DODGE COUNTY -- The Dodge County District Attorney's Office announced on Wednesday, November 9th that Beaver Dam Sheriff's "Sergeant Joseph Nicholas' use of deadly force was completely justified and necessary to protect his life and the lives of others threatened by James Quealy." That sergeant is now back on the job.
53-year-old Quealy was shot on Friday, August 5th. Dodge County Sheriff’s officials have said the motive behind this incident was “suicide by cop.”
The fatal officer-involved shooting happened at the Spring Lake Apartments — located on Woodland Drive in Beaver Dam. According to the Sheriff’s Office, a welfare check on a suicidal man ended tragically — when the man, James Quealy, fired a gun at an officer.
Beaver Dam death investigation
Beaver Dam Police Chief John Kreuziger and Dodge County Sheriff Dale Schmidt said every effort was made to end the situation peacefully and safely. However, two hours after the initial call, investigators said the troubled man fired a shot at a deputy sheriff.
“Unfortunately, the suspect turned his weapon on a deputy sheriff and fired. The deputy sheriff involved returned fire in effort to stop the threat,” said Sheriff Schmidt back in August.

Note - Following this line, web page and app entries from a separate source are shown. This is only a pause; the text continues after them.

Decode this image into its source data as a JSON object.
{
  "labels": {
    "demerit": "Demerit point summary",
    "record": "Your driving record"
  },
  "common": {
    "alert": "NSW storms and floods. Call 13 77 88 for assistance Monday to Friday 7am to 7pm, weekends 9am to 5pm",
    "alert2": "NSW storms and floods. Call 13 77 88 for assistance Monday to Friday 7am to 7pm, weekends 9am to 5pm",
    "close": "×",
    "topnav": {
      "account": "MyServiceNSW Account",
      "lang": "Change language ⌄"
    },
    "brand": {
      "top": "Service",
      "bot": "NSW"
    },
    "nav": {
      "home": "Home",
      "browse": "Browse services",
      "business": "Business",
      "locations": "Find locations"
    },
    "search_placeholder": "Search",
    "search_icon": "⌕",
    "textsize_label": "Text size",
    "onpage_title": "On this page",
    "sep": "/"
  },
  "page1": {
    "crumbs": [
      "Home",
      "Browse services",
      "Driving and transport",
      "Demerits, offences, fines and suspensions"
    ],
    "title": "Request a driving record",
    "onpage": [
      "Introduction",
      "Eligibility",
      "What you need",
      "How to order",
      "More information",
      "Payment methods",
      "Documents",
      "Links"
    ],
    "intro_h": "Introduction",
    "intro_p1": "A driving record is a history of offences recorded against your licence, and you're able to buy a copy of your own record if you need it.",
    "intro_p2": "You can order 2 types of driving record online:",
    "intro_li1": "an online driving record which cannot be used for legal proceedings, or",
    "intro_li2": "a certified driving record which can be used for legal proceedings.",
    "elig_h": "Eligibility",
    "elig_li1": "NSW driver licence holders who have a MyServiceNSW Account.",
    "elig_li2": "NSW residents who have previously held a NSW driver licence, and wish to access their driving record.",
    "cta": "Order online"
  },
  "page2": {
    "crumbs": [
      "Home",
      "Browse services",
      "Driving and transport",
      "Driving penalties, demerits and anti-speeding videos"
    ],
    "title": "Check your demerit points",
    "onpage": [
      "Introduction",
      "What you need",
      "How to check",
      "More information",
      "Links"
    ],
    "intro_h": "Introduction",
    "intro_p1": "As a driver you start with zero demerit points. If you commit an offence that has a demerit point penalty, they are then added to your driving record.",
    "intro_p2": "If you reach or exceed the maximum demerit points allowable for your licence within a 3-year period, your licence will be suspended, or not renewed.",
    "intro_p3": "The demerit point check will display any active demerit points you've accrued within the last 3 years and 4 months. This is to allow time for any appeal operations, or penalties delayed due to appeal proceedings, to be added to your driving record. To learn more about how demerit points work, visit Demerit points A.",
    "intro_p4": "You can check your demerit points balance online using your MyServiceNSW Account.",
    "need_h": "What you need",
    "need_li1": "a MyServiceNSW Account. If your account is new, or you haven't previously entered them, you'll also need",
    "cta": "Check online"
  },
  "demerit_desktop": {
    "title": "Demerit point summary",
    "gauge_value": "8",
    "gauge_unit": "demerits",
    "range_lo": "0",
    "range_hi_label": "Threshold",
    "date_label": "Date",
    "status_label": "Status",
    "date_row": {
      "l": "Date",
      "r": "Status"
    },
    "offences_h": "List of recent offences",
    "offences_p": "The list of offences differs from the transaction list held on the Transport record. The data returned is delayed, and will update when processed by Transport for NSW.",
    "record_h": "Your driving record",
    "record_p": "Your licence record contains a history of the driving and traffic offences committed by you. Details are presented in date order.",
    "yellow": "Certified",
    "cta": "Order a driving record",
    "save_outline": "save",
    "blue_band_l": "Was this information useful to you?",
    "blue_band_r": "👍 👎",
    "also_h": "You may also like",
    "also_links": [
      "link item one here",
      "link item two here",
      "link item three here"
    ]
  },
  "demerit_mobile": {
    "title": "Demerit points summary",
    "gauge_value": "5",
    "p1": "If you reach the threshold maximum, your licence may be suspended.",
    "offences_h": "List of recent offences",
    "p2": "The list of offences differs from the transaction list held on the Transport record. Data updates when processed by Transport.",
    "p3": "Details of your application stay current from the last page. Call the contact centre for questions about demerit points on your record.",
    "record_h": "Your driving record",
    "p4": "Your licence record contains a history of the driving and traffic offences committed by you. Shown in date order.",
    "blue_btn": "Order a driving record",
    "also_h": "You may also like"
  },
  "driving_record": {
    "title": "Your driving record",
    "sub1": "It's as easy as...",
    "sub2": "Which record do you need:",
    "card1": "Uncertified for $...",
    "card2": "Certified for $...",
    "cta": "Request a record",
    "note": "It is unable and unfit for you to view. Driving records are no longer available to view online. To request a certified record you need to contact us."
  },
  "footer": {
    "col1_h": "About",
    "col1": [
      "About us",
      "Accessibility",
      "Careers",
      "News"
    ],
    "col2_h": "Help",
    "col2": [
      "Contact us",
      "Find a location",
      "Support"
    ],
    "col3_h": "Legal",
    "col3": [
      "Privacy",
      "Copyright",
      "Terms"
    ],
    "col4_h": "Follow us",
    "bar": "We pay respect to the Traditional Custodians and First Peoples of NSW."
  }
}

According to a report, a medical examination of Quealy after the fatal shooting indicated Quealy had a .165 blood alcohol content. The report said, "This corroborates the observations of the officers involved who witnessed Quealy drinking heavily from a large bottle of alcohol."
Additionally, a search of Quealy's apartment revealed two letters written in anticipation of suicide. The first was apparently to his next of kin. The report says the "second was written to the police on an envelope labeled, 'Police.'" It included contact information for people who Quealy felt should be given notification of his death.
The report was critical of the Beaver Dam Police Department video system. The report said "six of the squad cars that responded from Beaver Dam had video running at some point prior to the incident. In all of these cases, the video cameras stopped recording sometime prior to the actual moment of the shooting and through the shooting. While none of these camera systems would have captured video of the shooting, more than one of them should have captured the sounds surrounding the shooting and the shots. All of them turned off prior to the critical moment."
The report indicates "some sort of common malfunction occurred in several of all of the cameras that caused the video cameras to shut themselves off." The report says "this is an unacceptable situation" -- and "must be thoroughly investigated by the Beaver Dam Police Department and corrected forthwith."